Does parental subfertility and unmeasured confounding have an impact on the association between assisted reproductive technologies (ART)  and childhood asthma? New research explores this question.

The role of time to conception in childhood asthma pathogenesis is not known. Interestingly, asthmatic women have greater difficulty conceiving than non-asthmatic women, leading to a need for ART, which, in turn, may be linked to an increased risk of asthma. Children born during 2000 and 2002 to subfertile parents were significantly more likely to develop asthma and be taking medications at age 5, according to a sub-analysis of the observational, multidisciplinary U.K. Millennium Cohort Study of 18,818 children recruited at 9 months of age and prospectively followed at age 5 and 7.

For the current study, Maria Christine Magnus, PhD, of the Norwegian Institute of Public Health in Oslo, and colleagues said that based on these findings, one hypothesis is that maternal asthma is associated with childhood asthma and that subfertility and corresponding treatment may be hitherto unknown risk factors for the pediatric disease.
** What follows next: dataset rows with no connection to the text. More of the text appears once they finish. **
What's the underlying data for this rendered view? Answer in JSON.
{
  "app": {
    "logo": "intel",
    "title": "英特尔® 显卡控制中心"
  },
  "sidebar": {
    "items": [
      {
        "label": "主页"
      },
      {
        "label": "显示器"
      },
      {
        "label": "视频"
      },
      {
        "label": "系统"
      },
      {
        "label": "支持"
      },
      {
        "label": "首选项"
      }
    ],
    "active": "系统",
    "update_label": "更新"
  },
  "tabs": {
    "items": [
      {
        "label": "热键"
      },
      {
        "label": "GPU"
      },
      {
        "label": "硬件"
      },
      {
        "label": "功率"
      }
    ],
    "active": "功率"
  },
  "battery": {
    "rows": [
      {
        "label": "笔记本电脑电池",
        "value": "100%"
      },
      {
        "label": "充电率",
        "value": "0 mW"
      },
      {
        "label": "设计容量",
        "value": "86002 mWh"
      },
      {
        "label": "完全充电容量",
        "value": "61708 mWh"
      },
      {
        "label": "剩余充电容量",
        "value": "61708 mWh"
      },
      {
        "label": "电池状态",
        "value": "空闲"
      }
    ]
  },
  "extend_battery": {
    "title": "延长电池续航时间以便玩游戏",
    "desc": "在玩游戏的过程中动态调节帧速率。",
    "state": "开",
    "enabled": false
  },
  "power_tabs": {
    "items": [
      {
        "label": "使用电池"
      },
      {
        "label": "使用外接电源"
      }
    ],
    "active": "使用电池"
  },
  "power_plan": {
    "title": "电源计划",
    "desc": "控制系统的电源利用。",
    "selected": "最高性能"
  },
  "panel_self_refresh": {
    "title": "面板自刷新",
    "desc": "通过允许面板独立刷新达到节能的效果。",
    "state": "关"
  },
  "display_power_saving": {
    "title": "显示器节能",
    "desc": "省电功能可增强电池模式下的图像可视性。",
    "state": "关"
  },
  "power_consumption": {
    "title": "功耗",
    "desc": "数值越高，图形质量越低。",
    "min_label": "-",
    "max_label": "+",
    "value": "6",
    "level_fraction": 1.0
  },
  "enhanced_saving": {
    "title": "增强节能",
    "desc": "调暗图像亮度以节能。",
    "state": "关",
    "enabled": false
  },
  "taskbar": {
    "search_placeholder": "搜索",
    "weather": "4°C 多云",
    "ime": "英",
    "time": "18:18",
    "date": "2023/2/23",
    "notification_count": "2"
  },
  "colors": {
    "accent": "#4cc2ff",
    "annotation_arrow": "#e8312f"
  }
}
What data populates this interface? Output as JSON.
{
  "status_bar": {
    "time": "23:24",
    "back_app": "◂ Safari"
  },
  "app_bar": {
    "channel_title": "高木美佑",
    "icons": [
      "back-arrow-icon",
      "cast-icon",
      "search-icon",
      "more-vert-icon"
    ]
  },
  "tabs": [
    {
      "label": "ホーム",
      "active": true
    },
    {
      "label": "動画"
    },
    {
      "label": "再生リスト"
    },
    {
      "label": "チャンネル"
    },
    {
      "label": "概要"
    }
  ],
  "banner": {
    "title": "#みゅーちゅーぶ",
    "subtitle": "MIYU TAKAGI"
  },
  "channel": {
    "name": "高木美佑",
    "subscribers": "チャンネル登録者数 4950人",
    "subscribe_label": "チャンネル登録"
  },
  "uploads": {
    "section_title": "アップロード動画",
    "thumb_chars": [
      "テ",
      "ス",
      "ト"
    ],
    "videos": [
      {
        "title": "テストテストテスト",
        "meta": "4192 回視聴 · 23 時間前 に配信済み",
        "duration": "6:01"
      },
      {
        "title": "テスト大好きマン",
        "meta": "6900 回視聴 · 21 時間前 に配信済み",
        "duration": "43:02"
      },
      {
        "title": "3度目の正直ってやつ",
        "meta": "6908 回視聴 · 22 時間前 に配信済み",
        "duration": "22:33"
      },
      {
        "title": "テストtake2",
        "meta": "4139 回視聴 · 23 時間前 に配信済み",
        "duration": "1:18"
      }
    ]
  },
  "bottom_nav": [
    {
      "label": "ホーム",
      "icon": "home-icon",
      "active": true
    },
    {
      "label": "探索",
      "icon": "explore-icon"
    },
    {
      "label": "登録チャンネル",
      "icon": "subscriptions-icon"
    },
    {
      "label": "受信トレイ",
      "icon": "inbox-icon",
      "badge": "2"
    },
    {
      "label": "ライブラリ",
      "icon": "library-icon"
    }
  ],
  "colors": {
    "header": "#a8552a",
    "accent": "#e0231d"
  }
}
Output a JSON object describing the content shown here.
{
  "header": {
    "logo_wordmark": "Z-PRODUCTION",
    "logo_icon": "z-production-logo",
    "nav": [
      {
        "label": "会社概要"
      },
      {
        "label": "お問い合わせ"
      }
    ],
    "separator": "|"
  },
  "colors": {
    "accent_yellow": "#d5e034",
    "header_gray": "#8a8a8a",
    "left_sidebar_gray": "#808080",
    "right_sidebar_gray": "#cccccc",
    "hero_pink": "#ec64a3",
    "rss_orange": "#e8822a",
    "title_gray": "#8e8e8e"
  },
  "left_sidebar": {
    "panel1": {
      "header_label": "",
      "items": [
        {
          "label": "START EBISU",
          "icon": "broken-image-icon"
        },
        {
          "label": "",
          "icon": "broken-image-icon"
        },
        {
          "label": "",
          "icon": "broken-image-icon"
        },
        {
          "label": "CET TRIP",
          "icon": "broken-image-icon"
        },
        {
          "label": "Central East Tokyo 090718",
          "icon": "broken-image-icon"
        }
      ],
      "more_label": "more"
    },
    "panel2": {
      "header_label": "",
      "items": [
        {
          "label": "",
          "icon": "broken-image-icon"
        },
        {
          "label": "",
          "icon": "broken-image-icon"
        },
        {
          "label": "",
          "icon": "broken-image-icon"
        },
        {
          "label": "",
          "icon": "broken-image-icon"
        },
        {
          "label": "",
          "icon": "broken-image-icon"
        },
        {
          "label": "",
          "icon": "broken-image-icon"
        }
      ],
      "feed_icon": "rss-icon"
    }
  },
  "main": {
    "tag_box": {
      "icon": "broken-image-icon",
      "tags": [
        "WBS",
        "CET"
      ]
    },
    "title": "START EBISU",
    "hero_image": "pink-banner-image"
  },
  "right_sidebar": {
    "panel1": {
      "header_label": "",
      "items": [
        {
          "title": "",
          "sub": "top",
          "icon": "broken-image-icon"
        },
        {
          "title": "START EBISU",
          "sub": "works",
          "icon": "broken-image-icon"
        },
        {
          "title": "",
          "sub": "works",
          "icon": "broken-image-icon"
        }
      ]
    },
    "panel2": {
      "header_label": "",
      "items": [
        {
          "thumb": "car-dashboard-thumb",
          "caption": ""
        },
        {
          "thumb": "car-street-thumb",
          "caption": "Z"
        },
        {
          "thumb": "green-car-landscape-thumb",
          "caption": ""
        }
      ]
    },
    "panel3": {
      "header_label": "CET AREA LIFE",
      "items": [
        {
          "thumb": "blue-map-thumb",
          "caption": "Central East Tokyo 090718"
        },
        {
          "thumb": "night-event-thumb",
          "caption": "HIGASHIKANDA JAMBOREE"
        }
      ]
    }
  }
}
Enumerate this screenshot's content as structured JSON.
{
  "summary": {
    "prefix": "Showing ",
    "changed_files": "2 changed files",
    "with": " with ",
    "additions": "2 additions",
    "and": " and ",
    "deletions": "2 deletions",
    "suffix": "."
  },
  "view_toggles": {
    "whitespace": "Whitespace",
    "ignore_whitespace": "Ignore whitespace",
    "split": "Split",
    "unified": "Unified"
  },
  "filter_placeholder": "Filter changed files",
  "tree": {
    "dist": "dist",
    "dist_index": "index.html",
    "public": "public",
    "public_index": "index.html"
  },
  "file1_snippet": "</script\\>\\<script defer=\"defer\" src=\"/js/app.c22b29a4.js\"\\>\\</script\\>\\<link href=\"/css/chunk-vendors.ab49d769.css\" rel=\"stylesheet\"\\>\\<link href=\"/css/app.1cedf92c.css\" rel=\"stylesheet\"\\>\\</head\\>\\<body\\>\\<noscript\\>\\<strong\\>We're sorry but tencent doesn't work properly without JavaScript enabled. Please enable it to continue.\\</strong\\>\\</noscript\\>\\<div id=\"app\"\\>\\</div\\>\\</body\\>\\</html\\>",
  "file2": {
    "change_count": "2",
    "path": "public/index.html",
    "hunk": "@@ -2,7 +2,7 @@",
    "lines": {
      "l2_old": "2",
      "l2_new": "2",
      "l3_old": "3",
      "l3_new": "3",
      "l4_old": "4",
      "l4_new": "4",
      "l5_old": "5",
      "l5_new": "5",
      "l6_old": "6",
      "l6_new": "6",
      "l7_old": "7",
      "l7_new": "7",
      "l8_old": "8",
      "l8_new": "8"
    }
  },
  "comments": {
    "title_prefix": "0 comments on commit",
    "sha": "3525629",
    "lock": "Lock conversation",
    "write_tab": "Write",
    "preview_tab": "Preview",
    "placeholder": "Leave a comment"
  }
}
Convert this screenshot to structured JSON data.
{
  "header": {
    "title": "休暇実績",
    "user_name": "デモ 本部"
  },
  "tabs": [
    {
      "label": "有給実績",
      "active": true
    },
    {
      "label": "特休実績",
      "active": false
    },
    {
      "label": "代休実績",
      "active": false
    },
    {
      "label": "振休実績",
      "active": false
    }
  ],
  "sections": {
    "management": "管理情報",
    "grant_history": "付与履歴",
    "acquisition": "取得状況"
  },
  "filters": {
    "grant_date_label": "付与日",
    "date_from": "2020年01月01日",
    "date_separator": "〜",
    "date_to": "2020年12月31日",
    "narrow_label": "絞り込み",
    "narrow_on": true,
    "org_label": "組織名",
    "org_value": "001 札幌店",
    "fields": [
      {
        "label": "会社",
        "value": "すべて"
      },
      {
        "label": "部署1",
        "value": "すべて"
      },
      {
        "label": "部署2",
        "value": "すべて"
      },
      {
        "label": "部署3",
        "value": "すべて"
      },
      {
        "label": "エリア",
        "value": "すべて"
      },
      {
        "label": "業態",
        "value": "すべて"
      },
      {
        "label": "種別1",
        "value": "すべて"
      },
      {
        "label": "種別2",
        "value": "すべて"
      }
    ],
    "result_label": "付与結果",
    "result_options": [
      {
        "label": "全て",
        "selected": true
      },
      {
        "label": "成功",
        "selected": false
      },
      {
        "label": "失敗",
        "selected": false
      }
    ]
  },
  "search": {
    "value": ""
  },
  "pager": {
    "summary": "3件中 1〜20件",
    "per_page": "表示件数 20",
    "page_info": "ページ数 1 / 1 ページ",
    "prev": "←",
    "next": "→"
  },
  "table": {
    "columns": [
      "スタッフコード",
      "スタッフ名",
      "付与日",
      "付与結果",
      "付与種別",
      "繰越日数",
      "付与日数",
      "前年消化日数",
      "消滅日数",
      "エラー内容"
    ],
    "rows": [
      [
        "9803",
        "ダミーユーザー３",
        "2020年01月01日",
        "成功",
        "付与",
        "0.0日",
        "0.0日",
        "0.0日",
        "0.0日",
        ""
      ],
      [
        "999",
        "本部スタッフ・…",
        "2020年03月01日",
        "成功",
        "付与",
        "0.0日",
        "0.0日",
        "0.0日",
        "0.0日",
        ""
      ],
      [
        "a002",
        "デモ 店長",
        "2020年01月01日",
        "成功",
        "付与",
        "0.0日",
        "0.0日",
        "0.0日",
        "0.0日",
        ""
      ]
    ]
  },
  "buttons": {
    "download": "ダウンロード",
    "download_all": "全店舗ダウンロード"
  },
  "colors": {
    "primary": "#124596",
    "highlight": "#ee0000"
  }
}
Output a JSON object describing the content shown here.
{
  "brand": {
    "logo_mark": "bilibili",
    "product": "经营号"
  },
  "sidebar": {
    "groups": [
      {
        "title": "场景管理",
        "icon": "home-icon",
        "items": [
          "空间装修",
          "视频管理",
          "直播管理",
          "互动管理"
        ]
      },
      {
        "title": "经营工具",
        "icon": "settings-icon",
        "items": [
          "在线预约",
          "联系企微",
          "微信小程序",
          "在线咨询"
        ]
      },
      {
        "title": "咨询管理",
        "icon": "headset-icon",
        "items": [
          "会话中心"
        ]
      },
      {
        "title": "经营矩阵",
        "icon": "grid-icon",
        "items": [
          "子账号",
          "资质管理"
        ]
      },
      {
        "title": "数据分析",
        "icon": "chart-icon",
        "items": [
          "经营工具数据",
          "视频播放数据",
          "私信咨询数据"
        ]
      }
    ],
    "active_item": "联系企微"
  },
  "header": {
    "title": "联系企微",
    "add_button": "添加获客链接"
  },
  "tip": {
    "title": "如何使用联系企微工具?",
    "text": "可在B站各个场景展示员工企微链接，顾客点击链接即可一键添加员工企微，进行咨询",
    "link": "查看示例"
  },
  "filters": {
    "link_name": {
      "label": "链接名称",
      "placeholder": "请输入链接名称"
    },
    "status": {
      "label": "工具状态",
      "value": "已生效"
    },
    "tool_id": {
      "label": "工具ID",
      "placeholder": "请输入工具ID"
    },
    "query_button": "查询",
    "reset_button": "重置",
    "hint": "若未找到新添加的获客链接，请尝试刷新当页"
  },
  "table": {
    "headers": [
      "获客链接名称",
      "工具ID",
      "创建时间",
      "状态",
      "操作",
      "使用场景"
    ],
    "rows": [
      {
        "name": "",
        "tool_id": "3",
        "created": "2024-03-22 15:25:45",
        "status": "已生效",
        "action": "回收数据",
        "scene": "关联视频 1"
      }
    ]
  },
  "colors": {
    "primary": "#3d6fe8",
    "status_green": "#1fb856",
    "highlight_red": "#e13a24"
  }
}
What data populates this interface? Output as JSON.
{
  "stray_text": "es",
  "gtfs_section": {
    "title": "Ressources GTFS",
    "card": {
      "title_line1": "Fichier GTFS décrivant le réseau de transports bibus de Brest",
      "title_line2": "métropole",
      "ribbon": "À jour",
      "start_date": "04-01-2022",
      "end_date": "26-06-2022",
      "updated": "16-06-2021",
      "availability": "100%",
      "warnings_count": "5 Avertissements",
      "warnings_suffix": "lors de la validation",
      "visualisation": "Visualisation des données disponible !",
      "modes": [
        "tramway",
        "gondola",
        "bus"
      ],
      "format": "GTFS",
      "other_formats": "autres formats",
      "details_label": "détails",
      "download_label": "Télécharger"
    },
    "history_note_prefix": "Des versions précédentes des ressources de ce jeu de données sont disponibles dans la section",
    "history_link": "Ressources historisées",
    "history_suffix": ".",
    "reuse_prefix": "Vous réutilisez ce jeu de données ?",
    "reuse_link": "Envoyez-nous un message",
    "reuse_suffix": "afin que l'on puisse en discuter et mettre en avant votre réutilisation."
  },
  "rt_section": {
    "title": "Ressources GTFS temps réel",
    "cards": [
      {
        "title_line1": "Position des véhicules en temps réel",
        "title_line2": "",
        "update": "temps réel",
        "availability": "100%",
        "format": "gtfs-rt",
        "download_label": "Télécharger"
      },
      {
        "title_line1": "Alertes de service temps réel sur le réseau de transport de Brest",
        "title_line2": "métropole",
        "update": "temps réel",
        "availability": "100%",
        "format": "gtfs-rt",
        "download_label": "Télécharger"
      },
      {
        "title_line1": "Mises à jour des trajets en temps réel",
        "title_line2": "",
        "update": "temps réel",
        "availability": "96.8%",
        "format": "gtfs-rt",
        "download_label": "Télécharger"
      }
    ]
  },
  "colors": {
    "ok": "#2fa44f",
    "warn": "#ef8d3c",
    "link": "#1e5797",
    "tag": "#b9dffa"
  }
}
The researchers analyzed data from the national Norwegian health registries on 474,402 children born during 1998 and 2009 and on the Norwegian Mother and Child Cohort Study (MoBa) involving 75,797 children. The team linked data from a national birth registry and a national prescription database to identify children who had been born using ART and who also used asthma medication.